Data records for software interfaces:
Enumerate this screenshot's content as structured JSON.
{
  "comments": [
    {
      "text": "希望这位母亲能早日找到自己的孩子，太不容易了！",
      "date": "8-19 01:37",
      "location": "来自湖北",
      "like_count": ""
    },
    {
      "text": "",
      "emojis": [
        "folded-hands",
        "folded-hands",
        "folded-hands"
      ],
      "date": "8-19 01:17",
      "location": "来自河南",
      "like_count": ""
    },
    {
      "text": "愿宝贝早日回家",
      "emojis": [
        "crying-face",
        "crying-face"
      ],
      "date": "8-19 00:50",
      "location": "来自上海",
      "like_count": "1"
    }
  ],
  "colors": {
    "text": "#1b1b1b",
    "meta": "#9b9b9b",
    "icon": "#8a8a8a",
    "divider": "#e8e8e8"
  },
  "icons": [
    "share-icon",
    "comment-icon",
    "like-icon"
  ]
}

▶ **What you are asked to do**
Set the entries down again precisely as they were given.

▶ **Response to the task**
Enumerate this screenshot's content as structured JSON.
{
  "comments": [
    {
      "text": "希望这位母亲能早日找到自己的孩子，太不容易了！",
      "date": "8-19 01:37",
      "location": "来自湖北",
      "like_count": ""
    },
    {
      "text": "",
      "emojis": [
        "folded-hands",
        "folded-hands",
        "folded-hands"
      ],
      "date": "8-19 01:17",
      "location": "来自河南",
      "like_count": ""
    },
    {
      "text": "愿宝贝早日回家",
      "emojis": [
        "crying-face",
        "crying-face"
      ],
      "date": "8-19 00:50",
      "location": "来自上海",
      "like_count": "1"
    }
  ],
  "colors": {
    "text": "#1b1b1b",
    "meta": "#9b9b9b",
    "icon": "#8a8a8a",
    "divider": "#e8e8e8"
  },
  "icons": [
    "share-icon",
    "comment-icon",
    "like-icon"
  ]
}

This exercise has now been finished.